Early life[edit]

Gardiner was born in Newton, Massachusetts on June 12, 1892. He studied at the Groton School. He went to Harvard University for his higher studies and completed his law degree in 1917.

First World War[edit]

During First World War, Gardiner served in the army. He later became the first lieutenant of the 1st Maine Heavy Artillery. He served outside the United States and participated in the operation that attained the Italian Armistice. After his military service, he established his law career in Portland, Maine.

Politics[edit]

Gardiner was elected as a member of the Maine House of Representatives in 1920. He held that position for six years. In 1928, he was nominated by the Republican Party for the governorship of Maine. He won the general election by a popular vote. He was successful in his re-election bid in 1930. During his administration, when the stock market crashed, the crippling economic problems were dealt with. He left office on January 4, 1933.

During World War II Gardiner returned to the Army, serving in the United States Army Air Forces as a staff officer. While assigned as Intelligence Officer of the 51st Troop Carrier Wing in North Africa, he joined Brigadier General Maxwell D. Taylor, artillery commander of the 82nd Airborne Division, on a clandestine mission behind Axis lines in Italy on September 7-8, 1943. Meeting with Italian prime minister Marshal Pietro Badoglio and General Giacomo Carboni, the pair had been sent to assess the chances of success of an airborne operation to seize two airfields near Rome in advance of the Allied invasion of Italy at Salerno, and the credibility of Italian assurances of cooperation. As a result of the meeting, the proposed operation was cancelled at the last minute and a disaster averted.

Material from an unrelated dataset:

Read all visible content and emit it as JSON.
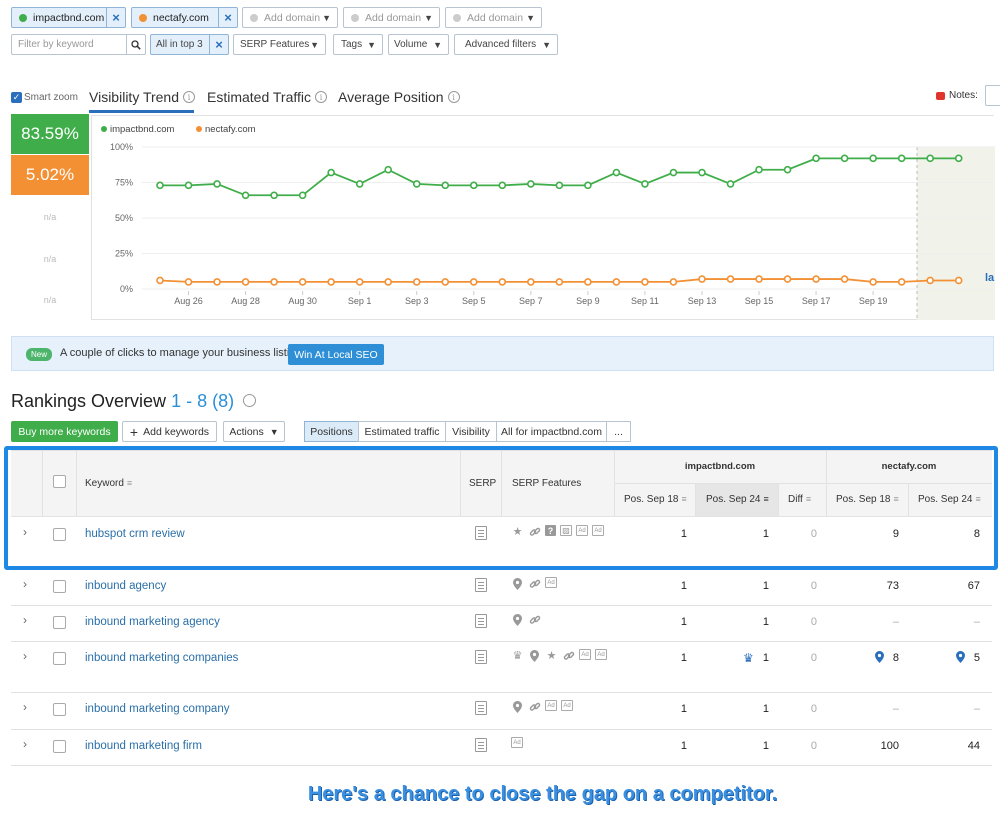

Personal life[edit]

Gardiner married Margaret Thomas and they had four children. Their son, Tudor (a lawyer), was married to Tenley Albright, a distinguished figure skater, and later a surgeon. He was an Episcopalian.

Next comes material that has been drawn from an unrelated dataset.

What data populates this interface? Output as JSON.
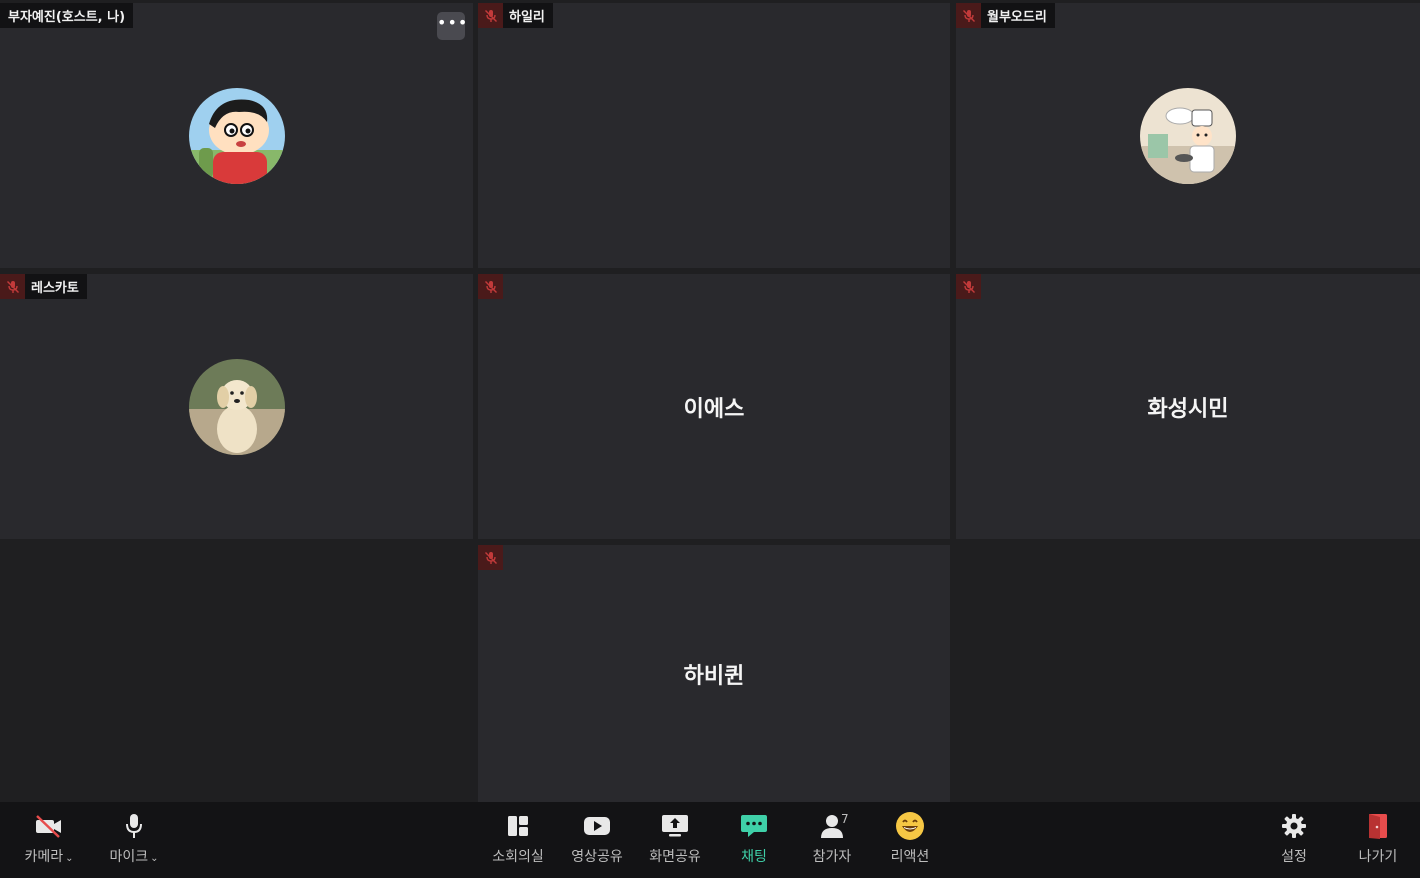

Gardiner was killed in a plane crash on August 3, 1953. He, along with state Senator Edward E. Chase and South Portland grocer Edwin S. Burt were flying home from a 56th Pioneer Infantry Association reunion in Shamokin, Pennsylvania when the Beechcraft Bonanza they were flying in exploded, crashing in Schnecksville, Pennsylvania. Gardiner was buried at Christ Church Cemetery in Gardiner, Maine.[1]

References[edit]

Sources[edit]

  • Sobel, Robert and John Raimo. Biographical Directory of the Governors of the United States, 1789–1978. Greenwood Press, 1988. ISBN 0-313-28093-2